Document Type


Publication Date



American Sign Language (ASL) and English differ in linguistic resources available to express visual–spatial information. In a referential communication task, we examined the effect of language modality on the creation and mutual acceptance of reference to non-nameable figures. In both languages, description times reduced over iterations and references to the figures’ geometric properties (“shape-based reference”) declined over time in favor of expressions describing the figures’ resemblance to nameable objects (“analogy-based reference”). ASL signers maintained a preference for shape-based reference until the final (sixth) round, while English speakers transitioned toward analogy-based reference by Round 3. Analogy-based references were more time efficient (associated with shorter round description times). Round completion times were longer for ASL than for English, possibly due to gaze demands of the task and/or to more shape-based descriptions. Signers’ referring expressions remained unaffected by figure complexity while speakers preferred analogy-based expressions for complex figures and shape-based expressions for simple figures.

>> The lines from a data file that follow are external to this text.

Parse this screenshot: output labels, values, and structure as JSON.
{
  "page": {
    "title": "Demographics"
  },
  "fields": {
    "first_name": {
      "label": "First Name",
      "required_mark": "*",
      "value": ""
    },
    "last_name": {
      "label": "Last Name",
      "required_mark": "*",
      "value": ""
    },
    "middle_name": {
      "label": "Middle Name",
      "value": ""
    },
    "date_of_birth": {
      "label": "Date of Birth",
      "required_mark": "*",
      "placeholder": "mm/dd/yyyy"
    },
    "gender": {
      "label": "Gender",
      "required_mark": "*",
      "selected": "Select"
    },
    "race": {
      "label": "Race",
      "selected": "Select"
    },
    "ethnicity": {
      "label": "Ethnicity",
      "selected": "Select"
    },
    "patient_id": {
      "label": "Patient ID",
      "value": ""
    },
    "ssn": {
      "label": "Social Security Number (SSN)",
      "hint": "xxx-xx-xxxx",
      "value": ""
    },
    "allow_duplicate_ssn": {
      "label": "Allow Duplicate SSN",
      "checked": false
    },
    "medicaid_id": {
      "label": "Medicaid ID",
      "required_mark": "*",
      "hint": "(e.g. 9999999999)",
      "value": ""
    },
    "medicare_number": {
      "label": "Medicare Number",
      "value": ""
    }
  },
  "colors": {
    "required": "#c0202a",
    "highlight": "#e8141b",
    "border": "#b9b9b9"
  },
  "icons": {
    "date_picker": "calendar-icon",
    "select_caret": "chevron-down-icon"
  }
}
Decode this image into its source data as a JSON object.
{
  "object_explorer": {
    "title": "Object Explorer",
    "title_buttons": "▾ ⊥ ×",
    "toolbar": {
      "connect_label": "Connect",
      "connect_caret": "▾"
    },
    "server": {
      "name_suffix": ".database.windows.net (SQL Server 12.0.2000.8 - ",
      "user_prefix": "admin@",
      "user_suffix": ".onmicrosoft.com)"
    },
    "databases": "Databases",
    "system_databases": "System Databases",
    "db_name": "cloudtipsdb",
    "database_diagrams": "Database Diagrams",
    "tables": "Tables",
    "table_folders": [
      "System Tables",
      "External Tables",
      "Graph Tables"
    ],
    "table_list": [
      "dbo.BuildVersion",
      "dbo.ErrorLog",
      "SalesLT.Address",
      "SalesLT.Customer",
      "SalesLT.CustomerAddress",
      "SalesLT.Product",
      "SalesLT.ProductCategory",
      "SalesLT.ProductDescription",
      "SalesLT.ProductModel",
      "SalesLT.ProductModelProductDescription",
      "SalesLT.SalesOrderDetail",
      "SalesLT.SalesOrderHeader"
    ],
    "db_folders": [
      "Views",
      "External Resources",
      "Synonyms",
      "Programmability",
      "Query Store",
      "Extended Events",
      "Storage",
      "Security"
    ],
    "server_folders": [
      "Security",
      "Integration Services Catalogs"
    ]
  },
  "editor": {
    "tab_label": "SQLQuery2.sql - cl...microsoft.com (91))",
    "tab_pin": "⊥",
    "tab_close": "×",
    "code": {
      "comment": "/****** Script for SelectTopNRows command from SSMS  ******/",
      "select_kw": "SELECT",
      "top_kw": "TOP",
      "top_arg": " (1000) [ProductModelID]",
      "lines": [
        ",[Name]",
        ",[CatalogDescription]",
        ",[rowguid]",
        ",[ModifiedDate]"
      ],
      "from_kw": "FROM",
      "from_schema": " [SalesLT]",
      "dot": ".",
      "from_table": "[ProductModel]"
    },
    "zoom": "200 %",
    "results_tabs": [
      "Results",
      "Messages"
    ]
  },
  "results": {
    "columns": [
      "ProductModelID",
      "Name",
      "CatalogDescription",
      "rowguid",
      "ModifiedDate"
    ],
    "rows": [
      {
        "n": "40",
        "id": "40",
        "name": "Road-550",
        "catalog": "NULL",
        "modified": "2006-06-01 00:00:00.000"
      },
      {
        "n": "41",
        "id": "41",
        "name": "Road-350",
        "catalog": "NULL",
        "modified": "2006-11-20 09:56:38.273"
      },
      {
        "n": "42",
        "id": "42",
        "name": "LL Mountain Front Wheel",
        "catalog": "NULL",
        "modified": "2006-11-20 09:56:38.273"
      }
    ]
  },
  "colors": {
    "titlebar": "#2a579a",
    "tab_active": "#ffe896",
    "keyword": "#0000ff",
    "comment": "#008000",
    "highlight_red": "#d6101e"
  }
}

Like speech, co-speech gestures decreased over iterations. Gestures primarily accompanied shape-based references, but listeners rarely looked at these gestures, suggesting that they were recruited to aid the speaker rather than the addressee. Overall, different linguistic resources (classifier constructions vs. geometric vocabulary) imposed distinct demands on referring strategies in ASL and English.


This is a pre-copy-editing, author-produced PDF of an article accepted for publication in Applied Psycholinguistics, volume 39, issue 5, in 2018 following peer review. This article may not exactly replicate the final published version. The definitive publisher-authenticated version is available online at

Peer Reviewed



Cambridge University Press

Creative Commons License

Creative Commons License
This work is licensed under a Creative Commons Attribution-Noncommercial-No Derivative Works 4.0 License.



To view the content in your browser, please download Adobe Reader or, alternately,
you may Download the file to your hard drive.

NOTE: The latest versions of Adobe Reader do not support viewing PDF files within Firefox on Mac OS and if you are using a modern (Intel) Mac, there is no official plugin for viewing PDF files within the browser window.